• _What needs to be done_: In full and without change, repeat the records shown below.
--- START ---
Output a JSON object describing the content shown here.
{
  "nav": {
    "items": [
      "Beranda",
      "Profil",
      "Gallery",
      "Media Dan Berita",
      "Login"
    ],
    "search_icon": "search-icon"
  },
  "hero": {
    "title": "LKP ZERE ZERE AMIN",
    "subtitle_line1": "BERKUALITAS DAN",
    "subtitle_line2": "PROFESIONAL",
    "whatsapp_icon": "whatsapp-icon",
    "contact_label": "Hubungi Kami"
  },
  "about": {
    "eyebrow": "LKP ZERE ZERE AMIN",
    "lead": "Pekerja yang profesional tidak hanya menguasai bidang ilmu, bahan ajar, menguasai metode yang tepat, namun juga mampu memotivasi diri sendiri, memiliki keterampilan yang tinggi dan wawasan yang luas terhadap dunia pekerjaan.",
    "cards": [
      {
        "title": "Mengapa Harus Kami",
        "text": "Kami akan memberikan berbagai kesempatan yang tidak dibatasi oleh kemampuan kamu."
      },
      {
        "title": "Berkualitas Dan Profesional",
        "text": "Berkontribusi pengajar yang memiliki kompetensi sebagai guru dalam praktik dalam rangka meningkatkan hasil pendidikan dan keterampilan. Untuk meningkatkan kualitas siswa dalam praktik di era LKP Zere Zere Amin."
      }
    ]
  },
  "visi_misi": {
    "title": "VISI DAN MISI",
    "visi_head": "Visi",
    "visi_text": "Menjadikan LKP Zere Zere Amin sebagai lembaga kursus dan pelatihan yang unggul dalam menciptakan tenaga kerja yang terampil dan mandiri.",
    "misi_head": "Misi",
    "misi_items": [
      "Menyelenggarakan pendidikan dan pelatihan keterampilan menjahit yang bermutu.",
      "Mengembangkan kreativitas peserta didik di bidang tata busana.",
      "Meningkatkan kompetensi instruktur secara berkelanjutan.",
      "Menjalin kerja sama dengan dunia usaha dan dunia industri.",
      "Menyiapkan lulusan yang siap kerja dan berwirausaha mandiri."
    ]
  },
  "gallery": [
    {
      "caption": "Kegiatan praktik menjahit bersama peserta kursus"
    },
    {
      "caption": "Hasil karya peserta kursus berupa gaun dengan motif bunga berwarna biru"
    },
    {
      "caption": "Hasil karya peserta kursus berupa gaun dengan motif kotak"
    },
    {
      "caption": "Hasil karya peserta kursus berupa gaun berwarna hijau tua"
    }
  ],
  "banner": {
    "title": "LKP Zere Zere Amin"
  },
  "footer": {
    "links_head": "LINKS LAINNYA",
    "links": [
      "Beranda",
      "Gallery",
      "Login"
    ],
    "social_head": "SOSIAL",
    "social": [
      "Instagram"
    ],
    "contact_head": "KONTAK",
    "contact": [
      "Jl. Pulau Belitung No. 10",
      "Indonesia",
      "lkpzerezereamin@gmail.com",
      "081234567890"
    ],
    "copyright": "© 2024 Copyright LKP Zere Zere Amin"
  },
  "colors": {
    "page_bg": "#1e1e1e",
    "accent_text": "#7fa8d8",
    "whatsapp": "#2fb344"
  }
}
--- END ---
• _Answer_:
Output a JSON object describing the content shown here.
{
  "nav": {
    "items": [
      "Beranda",
      "Profil",
      "Gallery",
      "Media Dan Berita",
      "Login"
    ],
    "search_icon": "search-icon"
  },
  "hero": {
    "title": "LKP ZERE ZERE AMIN",
    "subtitle_line1": "BERKUALITAS DAN",
    "subtitle_line2": "PROFESIONAL",
    "whatsapp_icon": "whatsapp-icon",
    "contact_label": "Hubungi Kami"
  },
  "about": {
    "eyebrow": "LKP ZERE ZERE AMIN",
    "lead": "Pekerja yang profesional tidak hanya menguasai bidang ilmu, bahan ajar, menguasai metode yang tepat, namun juga mampu memotivasi diri sendiri, memiliki keterampilan yang tinggi dan wawasan yang luas terhadap dunia pekerjaan.",
    "cards": [
      {
        "title": "Mengapa Harus Kami",
        "text": "Kami akan memberikan berbagai kesempatan yang tidak dibatasi oleh kemampuan kamu."
      },
      {
        "title": "Berkualitas Dan Profesional",
        "text": "Berkontribusi pengajar yang memiliki kompetensi sebagai guru dalam praktik dalam rangka meningkatkan hasil pendidikan dan keterampilan. Untuk meningkatkan kualitas siswa dalam praktik di era LKP Zere Zere Amin."
      }
    ]
  },
  "visi_misi": {
    "title": "VISI DAN MISI",
    "visi_head": "Visi",
    "visi_text": "Menjadikan LKP Zere Zere Amin sebagai lembaga kursus dan pelatihan yang unggul dalam menciptakan tenaga kerja yang terampil dan mandiri.",
    "misi_head": "Misi",
    "misi_items": [
      "Menyelenggarakan pendidikan dan pelatihan keterampilan menjahit yang bermutu.",
      "Mengembangkan kreativitas peserta didik di bidang tata busana.",
      "Meningkatkan kompetensi instruktur secara berkelanjutan.",
      "Menjalin kerja sama dengan dunia usaha dan dunia industri.",
      "Menyiapkan lulusan yang siap kerja dan berwirausaha mandiri."
    ]
  },
  "gallery": [
    {
      "caption": "Kegiatan praktik menjahit bersama peserta kursus"
    },
    {
      "caption": "Hasil karya peserta kursus berupa gaun dengan motif bunga berwarna biru"
    },
    {
      "caption": "Hasil karya peserta kursus berupa gaun dengan motif kotak"
    },
    {
      "caption": "Hasil karya peserta kursus berupa gaun berwarna hijau tua"
    }
  ],
  "banner": {
    "title": "LKP Zere Zere Amin"
  },
  "footer": {
    "links_head": "LINKS LAINNYA",
    "links": [
      "Beranda",
      "Gallery",
      "Login"
    ],
    "social_head": "SOSIAL",
    "social": [
      "Instagram"
    ],
    "contact_head": "KONTAK",
    "contact": [
      "Jl. Pulau Belitung No. 10",
      "Indonesia",
      "lkpzerezereamin@gmail.com",
      "081234567890"
    ],
    "copyright": "© 2024 Copyright LKP Zere Zere Amin"
  },
  "colors": {
    "page_bg": "#1e1e1e",
    "accent_text": "#7fa8d8",
    "whatsapp": "#2fb344"
  }
}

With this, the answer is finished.